[Stored items]
==================================================
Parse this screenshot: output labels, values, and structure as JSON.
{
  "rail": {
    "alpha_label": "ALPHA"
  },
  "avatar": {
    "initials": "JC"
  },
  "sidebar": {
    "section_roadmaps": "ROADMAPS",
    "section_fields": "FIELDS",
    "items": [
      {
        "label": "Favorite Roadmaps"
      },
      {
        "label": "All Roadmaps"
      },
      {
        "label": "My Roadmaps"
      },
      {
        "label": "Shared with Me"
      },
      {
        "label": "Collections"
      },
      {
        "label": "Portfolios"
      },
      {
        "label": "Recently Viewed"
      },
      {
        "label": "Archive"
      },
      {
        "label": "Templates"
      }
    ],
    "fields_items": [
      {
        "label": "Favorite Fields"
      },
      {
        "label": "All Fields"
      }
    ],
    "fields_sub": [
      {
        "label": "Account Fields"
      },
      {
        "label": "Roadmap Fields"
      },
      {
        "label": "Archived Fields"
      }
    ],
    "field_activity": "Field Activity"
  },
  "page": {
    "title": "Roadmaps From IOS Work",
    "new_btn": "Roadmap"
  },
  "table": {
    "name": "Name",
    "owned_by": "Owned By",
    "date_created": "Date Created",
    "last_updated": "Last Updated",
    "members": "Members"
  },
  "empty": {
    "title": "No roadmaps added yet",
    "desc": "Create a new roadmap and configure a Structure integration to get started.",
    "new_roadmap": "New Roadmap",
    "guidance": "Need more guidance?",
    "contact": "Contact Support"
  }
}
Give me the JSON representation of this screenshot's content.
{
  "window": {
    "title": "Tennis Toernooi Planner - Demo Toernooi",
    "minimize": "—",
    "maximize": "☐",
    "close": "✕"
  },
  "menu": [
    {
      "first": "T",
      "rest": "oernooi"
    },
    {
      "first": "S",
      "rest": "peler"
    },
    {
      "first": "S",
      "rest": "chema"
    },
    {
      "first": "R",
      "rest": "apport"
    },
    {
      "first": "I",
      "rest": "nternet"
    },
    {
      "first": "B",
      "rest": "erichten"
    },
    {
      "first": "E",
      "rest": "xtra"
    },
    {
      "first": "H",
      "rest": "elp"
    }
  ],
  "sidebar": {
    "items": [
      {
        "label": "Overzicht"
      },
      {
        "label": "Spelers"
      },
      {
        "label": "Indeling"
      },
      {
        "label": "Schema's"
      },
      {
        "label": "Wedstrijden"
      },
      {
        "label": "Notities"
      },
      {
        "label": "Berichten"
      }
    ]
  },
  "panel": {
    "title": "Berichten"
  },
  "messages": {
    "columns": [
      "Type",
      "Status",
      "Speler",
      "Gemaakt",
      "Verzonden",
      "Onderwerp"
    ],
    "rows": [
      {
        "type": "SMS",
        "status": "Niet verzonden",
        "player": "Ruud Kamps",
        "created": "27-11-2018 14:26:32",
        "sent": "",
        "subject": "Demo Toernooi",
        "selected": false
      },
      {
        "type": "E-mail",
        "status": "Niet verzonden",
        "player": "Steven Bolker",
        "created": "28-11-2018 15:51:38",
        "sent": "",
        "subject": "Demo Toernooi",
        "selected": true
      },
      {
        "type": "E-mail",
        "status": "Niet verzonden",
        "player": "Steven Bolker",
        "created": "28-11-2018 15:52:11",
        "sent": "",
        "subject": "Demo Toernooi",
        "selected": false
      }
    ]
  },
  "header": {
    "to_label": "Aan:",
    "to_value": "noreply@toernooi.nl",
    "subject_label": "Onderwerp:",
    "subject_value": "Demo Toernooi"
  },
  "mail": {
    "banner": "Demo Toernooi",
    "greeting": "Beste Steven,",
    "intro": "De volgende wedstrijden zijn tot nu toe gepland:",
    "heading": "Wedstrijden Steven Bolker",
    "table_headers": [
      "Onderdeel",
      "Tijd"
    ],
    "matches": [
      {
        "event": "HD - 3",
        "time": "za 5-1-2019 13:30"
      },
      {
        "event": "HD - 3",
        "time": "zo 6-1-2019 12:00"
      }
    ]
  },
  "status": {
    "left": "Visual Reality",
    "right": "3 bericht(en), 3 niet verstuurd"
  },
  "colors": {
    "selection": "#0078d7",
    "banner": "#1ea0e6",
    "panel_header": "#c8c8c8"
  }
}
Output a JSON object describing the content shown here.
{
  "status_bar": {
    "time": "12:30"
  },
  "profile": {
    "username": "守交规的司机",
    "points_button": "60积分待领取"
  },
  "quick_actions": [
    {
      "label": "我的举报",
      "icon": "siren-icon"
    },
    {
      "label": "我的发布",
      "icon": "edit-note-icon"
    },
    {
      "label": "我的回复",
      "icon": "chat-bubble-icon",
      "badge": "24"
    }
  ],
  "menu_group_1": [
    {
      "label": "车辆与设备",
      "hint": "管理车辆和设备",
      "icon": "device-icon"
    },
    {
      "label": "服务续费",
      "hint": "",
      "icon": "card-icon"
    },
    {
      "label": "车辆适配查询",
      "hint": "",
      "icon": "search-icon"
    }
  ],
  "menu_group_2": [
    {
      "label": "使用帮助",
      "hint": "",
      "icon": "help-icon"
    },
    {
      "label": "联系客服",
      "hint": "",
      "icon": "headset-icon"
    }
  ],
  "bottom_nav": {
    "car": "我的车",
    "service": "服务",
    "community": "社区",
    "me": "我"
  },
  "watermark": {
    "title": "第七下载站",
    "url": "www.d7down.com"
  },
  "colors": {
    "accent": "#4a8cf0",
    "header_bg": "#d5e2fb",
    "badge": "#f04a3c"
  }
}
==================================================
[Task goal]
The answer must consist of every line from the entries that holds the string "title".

[Result]
    "title": "Roadmaps From IOS Work",
    "title": "No roadmaps added yet",
    "title": "Tennis Toernooi Planner - Demo Toernooi",
    "title": "Berichten"
    "title": "第七下载站",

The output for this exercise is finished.